- [Task data]
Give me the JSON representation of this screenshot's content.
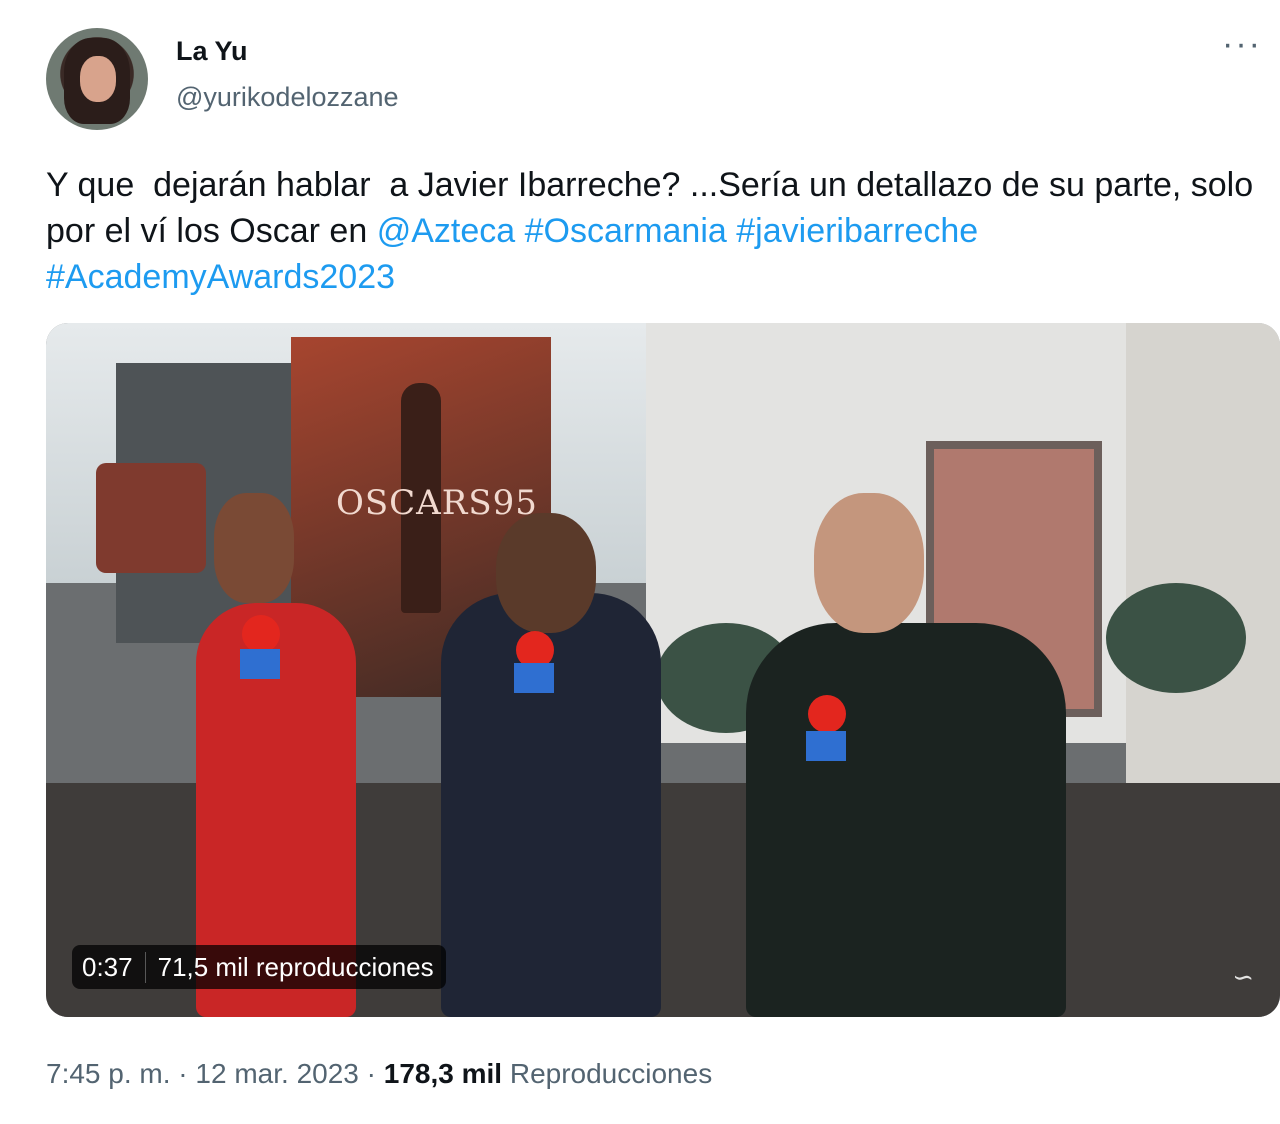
{
  "author": {
    "display_name": "La Yu",
    "handle": "@yurikodelozzane"
  },
  "more_label": "···",
  "tweet": {
    "text_plain": "Y que  dejarán hablar  a Javier Ibarreche? ...Sería un detallazo de su parte, solo por el ví los Oscar en ",
    "mention": "@Azteca",
    "hashtag_1": "#Oscarmania",
    "hashtag_2": "#javieribarreche",
    "hashtag_3": "#AcademyAwards2023"
  },
  "video": {
    "poster_text": "OSCARS95",
    "duration": "0:37",
    "views": "71,5 mil reproducciones",
    "watermark": "∽"
  },
  "meta": {
    "time": "7:45 p. m.",
    "separator": "·",
    "date": "12 mar. 2023",
    "view_count": "178,3 mil",
    "view_label": "Reproducciones"
  }
}
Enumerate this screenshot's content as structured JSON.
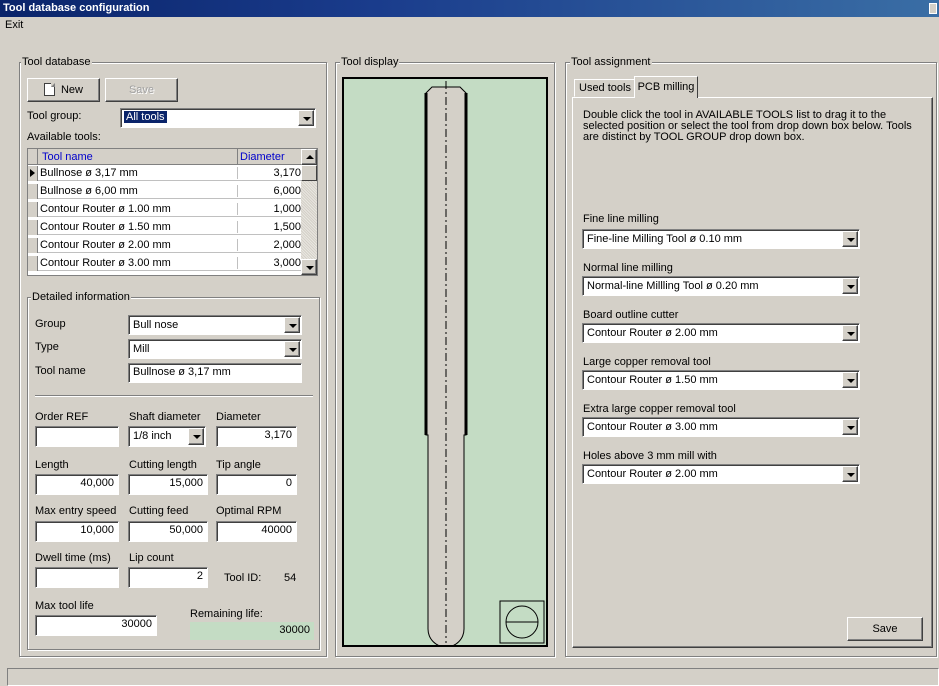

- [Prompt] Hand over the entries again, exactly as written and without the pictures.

- [Finished task]
Give me the JSON representation of this screenshot's content.
{
  "author": {
    "display_name": "La Yu",
    "handle": "@yurikodelozzane"
  },
  "more_label": "···",
  "tweet": {
    "text_plain": "Y que  dejarán hablar  a Javier Ibarreche? ...Sería un detallazo de su parte, solo por el ví los Oscar en ",
    "mention": "@Azteca",
    "hashtag_1": "#Oscarmania",
    "hashtag_2": "#javieribarreche",
    "hashtag_3": "#AcademyAwards2023"
  },
  "video": {
    "poster_text": "OSCARS95",
    "duration": "0:37",
    "views": "71,5 mil reproducciones",
    "watermark": "∽"
  },
  "meta": {
    "time": "7:45 p. m.",
    "separator": "·",
    "date": "12 mar. 2023",
    "view_count": "178,3 mil",
    "view_label": "Reproducciones"
  }
}
Enumerate this screenshot's content as structured JSON.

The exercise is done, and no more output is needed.